Whole Foods store locations in Florida now have a new food item for customers. To help preserve the underwater habitats along the coast, the company began selling lionfish “as a fresh and delicious new seafood option” on Wednesday.
The chain is selling the fish meat for $8.99 a pound through the end of May, with a price increase to $9.99 per pound starting June 1. Weighing up to 2.5 pounds, the lionfish is known for its various colors of stripes as well as 18 venomous spines. The poisonous fish can be safely eaten after the spines are removed.
“Once caught and placed on ice, the lionfish physically cannot release venom from the gland, ensuring safe consumption for shoppers,” Whole Foods stated in a press release. “The thoroughly trained team members at Whole Foods Market will receive the lionfish in-store and execute all necessary preparations for shoppers including the removal of the spines.”
Similar to halibut or grouper, the lionfish can be prepared just like any other fish. Whole Foods says the “white, buttery meat” has a mild flavor and can be used in numerous different recipes.
— WFM Orlando (@WFM_Orlando) May 27, 2016
Corey Hawkins, a supervisor at the Boca Raton Whole Foods, has seen a definite increase in the number of customers asking for lionfish meat. The store has been busy over the past few days offering samples to interested seafood consumers.
As the species is very difficult to capture, there is no conventional supply chain for catching and shipping lionfish across the nation. According to Whole Foods, they will be caught by single divers using spears and traps designed to ensnare the fish. Until a large number is caught, the stores are unable to offer bulk-quantity orders.
— NOAA Fish media team (@NOAAFishMedia) May 26, 2016
“Although lionfish fillets are completely safe to eat, even dead and on ice the glands in the spines still have venom,” says David Kerstetter, assistant professor at the Halmos College of Natural Sciences & Oceanography at Nova Southeastern University. “Recreational divers and fishers should remember that the safest way to handle any dead lionfish is to simply cut off the spines altogether.”
As previously reported by the Inquisitr, the highly invasive fish are prolific breeders with an insatiable appetite and no known natural predators in the Atlantic. Native to the Pacific and Indian oceans, lionfish were first spotted off the shore of Florida in the mid-1980s and their numbers have increased significantly ever since.
Encouraging the removal of the species, the Florida Fish and Wildlife Conservation Commission has no limit, recreational or commercial, on how many lionfish can be caught. Whole Food’s spokesman David Ventura said the stores will help the local fish conservation efforts through continued public education and involvement in eliminating lionfish from Florida waters.
— Carlos Curbelo (@carloslcurbelo) May 27, 2016
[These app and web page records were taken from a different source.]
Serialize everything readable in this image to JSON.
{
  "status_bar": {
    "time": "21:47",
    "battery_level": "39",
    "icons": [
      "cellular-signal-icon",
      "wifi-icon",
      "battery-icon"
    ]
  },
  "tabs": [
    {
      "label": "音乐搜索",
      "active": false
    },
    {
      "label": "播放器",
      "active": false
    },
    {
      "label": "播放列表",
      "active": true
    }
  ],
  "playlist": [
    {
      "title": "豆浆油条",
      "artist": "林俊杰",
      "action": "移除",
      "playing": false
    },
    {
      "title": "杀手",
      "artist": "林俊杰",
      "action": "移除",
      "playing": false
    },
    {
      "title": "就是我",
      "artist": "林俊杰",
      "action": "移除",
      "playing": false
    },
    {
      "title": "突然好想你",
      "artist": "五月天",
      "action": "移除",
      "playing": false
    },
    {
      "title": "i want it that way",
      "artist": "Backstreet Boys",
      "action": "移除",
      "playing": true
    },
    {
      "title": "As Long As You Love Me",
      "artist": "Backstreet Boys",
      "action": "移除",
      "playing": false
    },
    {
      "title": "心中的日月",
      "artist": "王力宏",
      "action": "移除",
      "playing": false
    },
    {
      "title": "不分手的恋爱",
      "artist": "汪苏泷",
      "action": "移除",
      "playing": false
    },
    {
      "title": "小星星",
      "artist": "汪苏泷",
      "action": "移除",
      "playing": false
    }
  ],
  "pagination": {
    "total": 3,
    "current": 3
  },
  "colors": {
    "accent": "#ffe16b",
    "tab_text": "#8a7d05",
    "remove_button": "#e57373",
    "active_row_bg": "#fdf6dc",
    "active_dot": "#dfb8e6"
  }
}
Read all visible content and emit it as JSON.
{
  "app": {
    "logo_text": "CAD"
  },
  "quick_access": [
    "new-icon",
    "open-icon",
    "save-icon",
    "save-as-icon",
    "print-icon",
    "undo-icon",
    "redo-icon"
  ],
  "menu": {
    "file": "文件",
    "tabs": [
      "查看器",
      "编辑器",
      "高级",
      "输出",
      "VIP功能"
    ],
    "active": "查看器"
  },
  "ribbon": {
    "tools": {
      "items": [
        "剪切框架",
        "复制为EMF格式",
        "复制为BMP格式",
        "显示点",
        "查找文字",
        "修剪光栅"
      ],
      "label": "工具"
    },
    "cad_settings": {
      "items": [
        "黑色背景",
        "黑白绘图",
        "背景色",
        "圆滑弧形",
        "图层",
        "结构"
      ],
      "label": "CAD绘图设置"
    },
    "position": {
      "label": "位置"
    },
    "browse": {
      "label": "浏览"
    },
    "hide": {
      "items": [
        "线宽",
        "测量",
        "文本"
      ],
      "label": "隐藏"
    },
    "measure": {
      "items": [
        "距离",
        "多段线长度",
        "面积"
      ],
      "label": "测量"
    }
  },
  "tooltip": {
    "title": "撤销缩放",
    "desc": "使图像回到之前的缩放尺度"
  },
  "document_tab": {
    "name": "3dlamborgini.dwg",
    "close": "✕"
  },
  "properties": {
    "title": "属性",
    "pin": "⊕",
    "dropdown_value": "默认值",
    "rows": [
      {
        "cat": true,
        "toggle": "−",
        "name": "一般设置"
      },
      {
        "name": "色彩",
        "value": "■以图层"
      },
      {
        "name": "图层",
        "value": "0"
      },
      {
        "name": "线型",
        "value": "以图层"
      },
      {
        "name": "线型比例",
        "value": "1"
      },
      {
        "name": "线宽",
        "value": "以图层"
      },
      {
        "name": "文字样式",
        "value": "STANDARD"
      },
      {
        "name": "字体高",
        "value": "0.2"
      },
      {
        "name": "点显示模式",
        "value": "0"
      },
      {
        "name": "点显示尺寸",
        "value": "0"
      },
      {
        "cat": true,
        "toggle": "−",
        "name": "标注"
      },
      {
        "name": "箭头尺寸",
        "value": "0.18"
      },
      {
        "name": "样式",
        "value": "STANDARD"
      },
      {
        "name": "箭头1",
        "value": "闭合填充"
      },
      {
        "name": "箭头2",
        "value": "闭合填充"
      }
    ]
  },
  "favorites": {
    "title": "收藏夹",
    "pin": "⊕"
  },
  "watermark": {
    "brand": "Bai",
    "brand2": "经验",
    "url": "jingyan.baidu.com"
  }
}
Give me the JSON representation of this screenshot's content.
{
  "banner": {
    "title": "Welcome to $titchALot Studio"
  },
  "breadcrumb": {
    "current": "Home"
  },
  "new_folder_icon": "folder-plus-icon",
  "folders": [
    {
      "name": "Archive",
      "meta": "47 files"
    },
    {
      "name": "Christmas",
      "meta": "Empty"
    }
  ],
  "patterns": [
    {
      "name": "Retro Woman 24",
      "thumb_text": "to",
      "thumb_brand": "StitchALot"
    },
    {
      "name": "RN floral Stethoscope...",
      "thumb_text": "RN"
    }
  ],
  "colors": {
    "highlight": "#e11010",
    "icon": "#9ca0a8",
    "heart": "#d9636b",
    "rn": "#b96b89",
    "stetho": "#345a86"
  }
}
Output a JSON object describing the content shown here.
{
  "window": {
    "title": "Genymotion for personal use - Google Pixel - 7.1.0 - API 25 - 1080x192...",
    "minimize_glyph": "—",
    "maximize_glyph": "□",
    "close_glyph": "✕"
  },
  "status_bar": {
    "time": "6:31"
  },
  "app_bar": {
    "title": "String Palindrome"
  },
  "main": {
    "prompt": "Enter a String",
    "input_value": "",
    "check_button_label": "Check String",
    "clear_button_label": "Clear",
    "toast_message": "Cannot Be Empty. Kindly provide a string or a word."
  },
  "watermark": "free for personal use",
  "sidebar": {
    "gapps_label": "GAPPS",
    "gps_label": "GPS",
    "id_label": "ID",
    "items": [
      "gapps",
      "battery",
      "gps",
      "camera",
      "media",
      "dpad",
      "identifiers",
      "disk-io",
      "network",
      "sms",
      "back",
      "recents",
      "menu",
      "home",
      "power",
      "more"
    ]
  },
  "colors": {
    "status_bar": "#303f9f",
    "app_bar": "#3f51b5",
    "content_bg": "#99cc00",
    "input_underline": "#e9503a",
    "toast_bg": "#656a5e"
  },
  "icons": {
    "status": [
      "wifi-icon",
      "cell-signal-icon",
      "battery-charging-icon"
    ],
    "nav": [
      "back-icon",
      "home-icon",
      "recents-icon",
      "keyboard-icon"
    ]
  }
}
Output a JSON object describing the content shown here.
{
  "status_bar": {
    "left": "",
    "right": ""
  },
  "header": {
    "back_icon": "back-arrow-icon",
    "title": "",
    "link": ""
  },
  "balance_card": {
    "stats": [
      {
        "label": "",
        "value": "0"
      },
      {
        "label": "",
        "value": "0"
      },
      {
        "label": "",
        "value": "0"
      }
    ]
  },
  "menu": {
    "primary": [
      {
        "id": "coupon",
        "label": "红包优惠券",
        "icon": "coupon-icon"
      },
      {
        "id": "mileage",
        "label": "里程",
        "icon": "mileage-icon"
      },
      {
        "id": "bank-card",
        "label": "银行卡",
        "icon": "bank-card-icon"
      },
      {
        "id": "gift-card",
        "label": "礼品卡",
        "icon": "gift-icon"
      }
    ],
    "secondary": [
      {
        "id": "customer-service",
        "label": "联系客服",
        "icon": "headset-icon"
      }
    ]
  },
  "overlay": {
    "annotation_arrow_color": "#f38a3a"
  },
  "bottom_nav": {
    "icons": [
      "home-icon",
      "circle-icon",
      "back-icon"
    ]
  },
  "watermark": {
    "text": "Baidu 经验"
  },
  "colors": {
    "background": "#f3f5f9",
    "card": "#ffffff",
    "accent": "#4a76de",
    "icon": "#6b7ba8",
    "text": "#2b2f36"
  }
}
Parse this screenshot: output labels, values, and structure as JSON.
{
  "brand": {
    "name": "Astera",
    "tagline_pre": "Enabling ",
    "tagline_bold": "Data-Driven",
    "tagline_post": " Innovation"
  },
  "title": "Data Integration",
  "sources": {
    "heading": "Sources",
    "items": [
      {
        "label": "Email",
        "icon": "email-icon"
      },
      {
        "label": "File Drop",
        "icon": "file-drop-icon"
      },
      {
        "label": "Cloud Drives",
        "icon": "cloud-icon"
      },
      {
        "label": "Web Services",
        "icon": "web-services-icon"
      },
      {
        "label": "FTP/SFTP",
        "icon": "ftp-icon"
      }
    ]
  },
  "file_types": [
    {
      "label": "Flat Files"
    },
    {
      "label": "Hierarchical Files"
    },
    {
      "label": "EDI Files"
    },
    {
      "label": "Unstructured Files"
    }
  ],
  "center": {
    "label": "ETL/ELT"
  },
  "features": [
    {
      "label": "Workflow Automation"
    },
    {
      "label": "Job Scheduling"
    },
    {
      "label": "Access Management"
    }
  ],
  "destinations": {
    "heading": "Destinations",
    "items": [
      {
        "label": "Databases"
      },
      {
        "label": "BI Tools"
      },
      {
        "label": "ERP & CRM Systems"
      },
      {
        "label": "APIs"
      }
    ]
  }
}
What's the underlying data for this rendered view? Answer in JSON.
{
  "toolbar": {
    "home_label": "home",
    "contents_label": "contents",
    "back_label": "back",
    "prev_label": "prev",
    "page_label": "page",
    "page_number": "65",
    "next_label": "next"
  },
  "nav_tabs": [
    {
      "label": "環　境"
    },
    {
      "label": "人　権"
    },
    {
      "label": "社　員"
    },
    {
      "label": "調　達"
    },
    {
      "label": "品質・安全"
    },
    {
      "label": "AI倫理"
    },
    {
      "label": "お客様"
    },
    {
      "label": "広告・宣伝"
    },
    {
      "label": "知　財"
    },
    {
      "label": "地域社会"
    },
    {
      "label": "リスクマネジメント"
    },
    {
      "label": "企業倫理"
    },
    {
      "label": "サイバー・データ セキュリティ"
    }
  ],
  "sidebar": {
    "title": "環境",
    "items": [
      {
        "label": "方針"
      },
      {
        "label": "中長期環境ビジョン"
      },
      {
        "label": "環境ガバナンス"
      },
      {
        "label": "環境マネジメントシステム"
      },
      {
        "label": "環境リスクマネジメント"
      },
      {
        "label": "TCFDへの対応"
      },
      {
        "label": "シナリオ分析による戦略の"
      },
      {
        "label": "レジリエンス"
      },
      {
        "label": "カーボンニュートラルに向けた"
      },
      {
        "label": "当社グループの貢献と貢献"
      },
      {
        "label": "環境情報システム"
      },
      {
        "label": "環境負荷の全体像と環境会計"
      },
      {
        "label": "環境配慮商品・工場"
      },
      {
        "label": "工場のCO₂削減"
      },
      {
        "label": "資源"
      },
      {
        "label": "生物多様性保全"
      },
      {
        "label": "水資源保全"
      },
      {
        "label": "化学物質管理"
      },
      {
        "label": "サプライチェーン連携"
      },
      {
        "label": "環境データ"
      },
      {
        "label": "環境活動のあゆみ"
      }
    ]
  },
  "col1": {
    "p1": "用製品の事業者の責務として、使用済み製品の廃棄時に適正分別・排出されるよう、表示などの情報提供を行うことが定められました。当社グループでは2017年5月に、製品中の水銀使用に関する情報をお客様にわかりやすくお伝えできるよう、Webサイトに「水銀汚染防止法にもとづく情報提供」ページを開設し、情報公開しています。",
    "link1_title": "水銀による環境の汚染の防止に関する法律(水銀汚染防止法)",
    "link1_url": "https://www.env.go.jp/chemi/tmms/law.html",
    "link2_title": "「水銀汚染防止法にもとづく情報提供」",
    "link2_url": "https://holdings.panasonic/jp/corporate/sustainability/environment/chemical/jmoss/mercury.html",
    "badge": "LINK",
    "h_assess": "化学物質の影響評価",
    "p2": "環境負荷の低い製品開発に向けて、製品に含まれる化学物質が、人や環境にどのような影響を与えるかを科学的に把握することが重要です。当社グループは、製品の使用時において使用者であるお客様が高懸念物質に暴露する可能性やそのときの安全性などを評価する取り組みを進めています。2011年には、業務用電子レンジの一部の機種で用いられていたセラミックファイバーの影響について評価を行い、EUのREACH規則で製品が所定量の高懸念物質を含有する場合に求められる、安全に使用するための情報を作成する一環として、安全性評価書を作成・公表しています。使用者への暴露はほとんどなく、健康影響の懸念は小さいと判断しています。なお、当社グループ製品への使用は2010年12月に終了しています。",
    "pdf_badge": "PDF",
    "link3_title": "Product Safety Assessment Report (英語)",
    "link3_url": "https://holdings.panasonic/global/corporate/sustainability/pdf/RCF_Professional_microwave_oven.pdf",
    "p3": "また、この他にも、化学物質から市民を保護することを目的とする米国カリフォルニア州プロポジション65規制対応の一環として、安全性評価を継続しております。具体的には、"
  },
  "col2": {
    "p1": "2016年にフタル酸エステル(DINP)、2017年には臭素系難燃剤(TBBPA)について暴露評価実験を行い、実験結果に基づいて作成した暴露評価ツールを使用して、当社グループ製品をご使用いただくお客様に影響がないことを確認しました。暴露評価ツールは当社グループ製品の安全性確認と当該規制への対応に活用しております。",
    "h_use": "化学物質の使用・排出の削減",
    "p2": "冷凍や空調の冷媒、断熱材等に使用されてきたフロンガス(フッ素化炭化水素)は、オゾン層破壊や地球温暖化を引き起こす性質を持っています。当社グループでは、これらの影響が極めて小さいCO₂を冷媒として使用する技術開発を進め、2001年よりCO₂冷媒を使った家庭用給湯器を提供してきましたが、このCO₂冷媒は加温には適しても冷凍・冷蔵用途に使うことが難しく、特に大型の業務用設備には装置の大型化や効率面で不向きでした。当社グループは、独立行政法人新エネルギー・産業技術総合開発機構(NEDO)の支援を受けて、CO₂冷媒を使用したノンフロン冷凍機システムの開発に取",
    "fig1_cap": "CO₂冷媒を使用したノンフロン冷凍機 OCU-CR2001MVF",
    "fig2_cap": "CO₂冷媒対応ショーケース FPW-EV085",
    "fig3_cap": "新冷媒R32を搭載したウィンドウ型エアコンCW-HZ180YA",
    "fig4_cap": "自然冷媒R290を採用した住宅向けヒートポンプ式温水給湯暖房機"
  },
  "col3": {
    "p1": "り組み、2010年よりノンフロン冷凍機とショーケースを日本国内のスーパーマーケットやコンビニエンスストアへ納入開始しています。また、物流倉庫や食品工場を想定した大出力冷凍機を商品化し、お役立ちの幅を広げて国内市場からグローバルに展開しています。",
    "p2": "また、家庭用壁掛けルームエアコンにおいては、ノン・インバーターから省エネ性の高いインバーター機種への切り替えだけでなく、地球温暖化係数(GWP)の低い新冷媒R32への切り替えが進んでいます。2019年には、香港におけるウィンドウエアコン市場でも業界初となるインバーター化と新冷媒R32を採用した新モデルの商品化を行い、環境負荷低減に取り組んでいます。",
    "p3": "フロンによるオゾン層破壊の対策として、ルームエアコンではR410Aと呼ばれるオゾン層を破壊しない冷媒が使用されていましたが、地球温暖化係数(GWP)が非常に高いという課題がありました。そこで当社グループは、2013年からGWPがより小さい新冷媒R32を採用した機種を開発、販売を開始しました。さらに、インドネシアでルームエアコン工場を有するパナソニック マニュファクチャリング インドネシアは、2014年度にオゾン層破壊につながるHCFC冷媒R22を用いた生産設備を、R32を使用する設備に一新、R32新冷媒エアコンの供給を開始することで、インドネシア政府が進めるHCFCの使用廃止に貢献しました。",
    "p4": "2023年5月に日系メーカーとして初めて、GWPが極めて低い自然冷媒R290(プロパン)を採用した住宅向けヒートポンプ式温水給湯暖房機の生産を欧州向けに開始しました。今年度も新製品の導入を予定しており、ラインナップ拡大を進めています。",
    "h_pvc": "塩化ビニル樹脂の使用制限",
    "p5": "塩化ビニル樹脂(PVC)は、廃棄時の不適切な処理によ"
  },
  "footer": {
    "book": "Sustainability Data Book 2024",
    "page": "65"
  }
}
The U.S. government believes the aquarium trade is responsible for the introduction of the species into the Atlantic. A Cornell University study found that lionfish cost the U.S. government over $120 billion annually to control and maintain the population.
Wildlife experts fear the venomous fish, along with other non-native species like oscars and clown knifefish, could lead to the extinction of other marine life and significantly damage the Atlantic coastal reefs. Eager to halt the continued spread of the lionfish, the National Oceanic and Atmosphere Administration has warned about their potential environmental impact.
“Lionfish eat herbivores and herbivores eat algae from coral reefs,” according to NOAA. “Without herbivores, algal growth goes unchecked, which can be detrimental to the health of coral reefs.”
With Whole Foods selling lionfish meat at its Florida locations, the chain is doing its part to reduce the number in the wild. According to their recent statement, the company hopes to help alleviate the severe environmental threat caused by this poisonous, yet beautiful, invader.
[Photo by Ethan Miller/Getty Images]